Data excerpts:
-=-=-
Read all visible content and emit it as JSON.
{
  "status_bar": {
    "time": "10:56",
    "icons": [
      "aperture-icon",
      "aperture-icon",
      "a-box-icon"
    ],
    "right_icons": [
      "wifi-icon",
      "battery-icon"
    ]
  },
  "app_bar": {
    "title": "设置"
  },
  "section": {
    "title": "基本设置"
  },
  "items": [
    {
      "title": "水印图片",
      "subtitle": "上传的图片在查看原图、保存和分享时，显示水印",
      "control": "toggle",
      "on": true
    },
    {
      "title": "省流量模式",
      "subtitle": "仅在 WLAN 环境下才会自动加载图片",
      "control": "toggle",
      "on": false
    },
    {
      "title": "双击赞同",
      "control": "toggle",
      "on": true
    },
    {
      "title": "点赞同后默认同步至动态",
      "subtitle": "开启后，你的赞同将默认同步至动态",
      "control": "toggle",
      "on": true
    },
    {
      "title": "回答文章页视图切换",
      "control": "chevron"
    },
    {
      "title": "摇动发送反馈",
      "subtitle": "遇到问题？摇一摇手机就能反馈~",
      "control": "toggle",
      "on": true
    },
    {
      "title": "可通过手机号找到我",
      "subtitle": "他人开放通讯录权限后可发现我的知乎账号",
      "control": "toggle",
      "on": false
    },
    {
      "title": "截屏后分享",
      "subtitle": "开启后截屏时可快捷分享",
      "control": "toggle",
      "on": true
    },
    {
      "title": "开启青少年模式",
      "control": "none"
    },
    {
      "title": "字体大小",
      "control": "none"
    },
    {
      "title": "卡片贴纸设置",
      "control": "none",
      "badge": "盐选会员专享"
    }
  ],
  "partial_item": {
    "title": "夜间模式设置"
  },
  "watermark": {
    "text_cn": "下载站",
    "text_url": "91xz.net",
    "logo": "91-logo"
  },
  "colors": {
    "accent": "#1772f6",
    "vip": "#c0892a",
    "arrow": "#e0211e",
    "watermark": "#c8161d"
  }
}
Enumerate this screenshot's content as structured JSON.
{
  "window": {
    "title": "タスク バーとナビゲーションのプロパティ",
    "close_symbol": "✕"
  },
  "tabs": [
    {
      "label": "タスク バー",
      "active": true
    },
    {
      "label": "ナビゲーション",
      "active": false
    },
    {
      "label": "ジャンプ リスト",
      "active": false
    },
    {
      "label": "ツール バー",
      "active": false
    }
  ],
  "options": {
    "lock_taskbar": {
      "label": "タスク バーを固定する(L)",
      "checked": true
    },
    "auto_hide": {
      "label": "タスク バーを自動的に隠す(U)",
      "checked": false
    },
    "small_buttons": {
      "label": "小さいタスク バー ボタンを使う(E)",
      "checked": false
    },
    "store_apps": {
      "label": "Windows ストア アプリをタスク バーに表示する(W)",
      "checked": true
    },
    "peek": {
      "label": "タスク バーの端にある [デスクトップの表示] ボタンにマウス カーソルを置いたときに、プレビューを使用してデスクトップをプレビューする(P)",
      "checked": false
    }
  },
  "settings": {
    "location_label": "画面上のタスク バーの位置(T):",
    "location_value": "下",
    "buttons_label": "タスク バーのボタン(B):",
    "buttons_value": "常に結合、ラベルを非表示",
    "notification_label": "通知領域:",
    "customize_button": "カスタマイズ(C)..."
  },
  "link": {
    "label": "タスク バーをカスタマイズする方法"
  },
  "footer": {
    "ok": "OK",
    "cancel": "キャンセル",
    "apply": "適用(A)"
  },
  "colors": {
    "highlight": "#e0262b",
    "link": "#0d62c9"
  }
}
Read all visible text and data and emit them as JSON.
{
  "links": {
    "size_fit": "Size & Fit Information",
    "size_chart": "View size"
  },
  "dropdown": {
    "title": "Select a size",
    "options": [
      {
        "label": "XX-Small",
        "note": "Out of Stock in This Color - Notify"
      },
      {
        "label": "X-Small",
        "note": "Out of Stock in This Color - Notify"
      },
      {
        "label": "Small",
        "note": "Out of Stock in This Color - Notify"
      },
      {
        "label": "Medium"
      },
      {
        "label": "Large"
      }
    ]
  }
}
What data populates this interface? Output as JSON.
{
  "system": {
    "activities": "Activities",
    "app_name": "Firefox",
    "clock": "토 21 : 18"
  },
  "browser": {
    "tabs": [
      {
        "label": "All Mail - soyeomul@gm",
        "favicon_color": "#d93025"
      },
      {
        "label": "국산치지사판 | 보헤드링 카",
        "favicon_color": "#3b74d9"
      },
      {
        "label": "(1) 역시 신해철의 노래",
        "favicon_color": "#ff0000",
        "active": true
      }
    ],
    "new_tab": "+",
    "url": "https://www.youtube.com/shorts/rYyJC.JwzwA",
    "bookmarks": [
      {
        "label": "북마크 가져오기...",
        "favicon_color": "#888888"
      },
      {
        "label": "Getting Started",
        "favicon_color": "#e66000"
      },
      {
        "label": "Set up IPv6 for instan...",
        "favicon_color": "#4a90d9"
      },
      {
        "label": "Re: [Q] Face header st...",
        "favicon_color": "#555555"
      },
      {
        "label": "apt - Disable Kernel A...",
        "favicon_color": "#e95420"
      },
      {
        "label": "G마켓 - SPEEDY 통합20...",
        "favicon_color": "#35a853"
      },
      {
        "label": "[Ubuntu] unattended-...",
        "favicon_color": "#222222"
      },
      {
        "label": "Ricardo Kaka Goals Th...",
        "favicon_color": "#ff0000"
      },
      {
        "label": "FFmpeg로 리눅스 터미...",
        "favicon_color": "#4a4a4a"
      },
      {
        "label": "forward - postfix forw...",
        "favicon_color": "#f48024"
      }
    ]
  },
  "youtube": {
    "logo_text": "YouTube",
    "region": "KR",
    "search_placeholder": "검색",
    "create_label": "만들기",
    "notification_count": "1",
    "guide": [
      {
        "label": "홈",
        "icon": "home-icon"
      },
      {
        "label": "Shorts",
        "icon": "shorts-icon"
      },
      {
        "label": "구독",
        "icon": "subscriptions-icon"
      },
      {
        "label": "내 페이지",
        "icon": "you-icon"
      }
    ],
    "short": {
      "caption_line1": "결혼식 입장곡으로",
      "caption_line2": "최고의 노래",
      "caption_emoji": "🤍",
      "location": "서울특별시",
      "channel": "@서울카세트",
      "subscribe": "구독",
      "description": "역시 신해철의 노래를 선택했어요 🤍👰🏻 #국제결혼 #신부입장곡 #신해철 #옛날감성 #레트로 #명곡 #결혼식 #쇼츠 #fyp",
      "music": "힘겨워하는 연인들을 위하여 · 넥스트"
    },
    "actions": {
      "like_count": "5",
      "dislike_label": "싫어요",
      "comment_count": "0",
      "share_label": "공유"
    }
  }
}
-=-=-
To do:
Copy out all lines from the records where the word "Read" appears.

Written response:
Read all visible content and emit it as JSON.
Read all visible text and data and emit them as JSON.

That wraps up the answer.